§ Brief: Give every line below again, exactly as it appears.

[Items from a dataset]
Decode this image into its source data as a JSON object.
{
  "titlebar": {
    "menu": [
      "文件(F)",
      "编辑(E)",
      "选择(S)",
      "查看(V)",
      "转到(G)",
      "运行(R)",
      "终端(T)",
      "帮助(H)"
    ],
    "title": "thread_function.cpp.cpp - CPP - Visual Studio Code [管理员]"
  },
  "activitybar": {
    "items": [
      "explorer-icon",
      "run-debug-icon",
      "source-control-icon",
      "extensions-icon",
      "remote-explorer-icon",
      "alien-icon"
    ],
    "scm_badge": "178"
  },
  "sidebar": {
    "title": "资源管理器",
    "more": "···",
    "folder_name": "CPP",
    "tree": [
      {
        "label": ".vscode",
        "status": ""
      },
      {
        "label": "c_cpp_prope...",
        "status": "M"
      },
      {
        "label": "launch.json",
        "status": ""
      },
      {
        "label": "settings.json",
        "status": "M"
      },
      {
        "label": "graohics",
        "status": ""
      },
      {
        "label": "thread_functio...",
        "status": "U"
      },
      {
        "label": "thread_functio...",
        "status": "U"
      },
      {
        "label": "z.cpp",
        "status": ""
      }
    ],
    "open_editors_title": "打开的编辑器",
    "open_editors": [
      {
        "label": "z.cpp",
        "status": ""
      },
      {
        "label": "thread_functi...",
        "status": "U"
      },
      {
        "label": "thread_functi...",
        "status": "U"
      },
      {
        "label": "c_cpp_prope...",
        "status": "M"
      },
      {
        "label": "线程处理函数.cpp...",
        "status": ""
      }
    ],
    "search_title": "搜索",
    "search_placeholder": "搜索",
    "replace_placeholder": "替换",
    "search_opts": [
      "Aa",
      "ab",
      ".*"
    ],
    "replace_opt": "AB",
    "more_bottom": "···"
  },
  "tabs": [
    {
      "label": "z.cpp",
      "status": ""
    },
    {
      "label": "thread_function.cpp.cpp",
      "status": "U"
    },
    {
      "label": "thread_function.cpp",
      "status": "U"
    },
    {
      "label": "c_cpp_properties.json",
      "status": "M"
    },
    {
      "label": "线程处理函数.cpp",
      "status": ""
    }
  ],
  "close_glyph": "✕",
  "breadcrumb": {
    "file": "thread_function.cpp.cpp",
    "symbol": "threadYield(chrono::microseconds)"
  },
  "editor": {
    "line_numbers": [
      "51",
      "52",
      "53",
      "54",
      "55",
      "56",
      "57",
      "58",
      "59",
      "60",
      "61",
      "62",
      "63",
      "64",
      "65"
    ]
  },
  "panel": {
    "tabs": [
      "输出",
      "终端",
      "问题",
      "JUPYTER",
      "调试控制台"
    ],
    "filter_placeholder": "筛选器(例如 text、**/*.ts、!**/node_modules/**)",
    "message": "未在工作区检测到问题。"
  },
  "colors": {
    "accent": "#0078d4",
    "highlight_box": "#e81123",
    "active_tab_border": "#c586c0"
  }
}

§ The answer:
Decode this image into its source data as a JSON object.
{
  "titlebar": {
    "menu": [
      "文件(F)",
      "编辑(E)",
      "选择(S)",
      "查看(V)",
      "转到(G)",
      "运行(R)",
      "终端(T)",
      "帮助(H)"
    ],
    "title": "thread_function.cpp.cpp - CPP - Visual Studio Code [管理员]"
  },
  "activitybar": {
    "items": [
      "explorer-icon",
      "run-debug-icon",
      "source-control-icon",
      "extensions-icon",
      "remote-explorer-icon",
      "alien-icon"
    ],
    "scm_badge": "178"
  },
  "sidebar": {
    "title": "资源管理器",
    "more": "···",
    "folder_name": "CPP",
    "tree": [
      {
        "label": ".vscode",
        "status": ""
      },
      {
        "label": "c_cpp_prope...",
        "status": "M"
      },
      {
        "label": "launch.json",
        "status": ""
      },
      {
        "label": "settings.json",
        "status": "M"
      },
      {
        "label": "graohics",
        "status": ""
      },
      {
        "label": "thread_functio...",
        "status": "U"
      },
      {
        "label": "thread_functio...",
        "status": "U"
      },
      {
        "label": "z.cpp",
        "status": ""
      }
    ],
    "open_editors_title": "打开的编辑器",
    "open_editors": [
      {
        "label": "z.cpp",
        "status": ""
      },
      {
        "label": "thread_functi...",
        "status": "U"
      },
      {
        "label": "thread_functi...",
        "status": "U"
      },
      {
        "label": "c_cpp_prope...",
        "status": "M"
      },
      {
        "label": "线程处理函数.cpp...",
        "status": ""
      }
    ],
    "search_title": "搜索",
    "search_placeholder": "搜索",
    "replace_placeholder": "替换",
    "search_opts": [
      "Aa",
      "ab",
      ".*"
    ],
    "replace_opt": "AB",
    "more_bottom": "···"
  },
  "tabs": [
    {
      "label": "z.cpp",
      "status": ""
    },
    {
      "label": "thread_function.cpp.cpp",
      "status": "U"
    },
    {
      "label": "thread_function.cpp",
      "status": "U"
    },
    {
      "label": "c_cpp_properties.json",
      "status": "M"
    },
    {
      "label": "线程处理函数.cpp",
      "status": ""
    }
  ],
  "close_glyph": "✕",
  "breadcrumb": {
    "file": "thread_function.cpp.cpp",
    "symbol": "threadYield(chrono::microseconds)"
  },
  "editor": {
    "line_numbers": [
      "51",
      "52",
      "53",
      "54",
      "55",
      "56",
      "57",
      "58",
      "59",
      "60",
      "61",
      "62",
      "63",
      "64",
      "65"
    ]
  },
  "panel": {
    "tabs": [
      "输出",
      "终端",
      "问题",
      "JUPYTER",
      "调试控制台"
    ],
    "filter_placeholder": "筛选器(例如 text、**/*.ts、!**/node_modules/**)",
    "message": "未在工作区检测到问题。"
  },
  "colors": {
    "accent": "#0078d4",
    "highlight_box": "#e81123",
    "active_tab_border": "#c586c0"
  }
}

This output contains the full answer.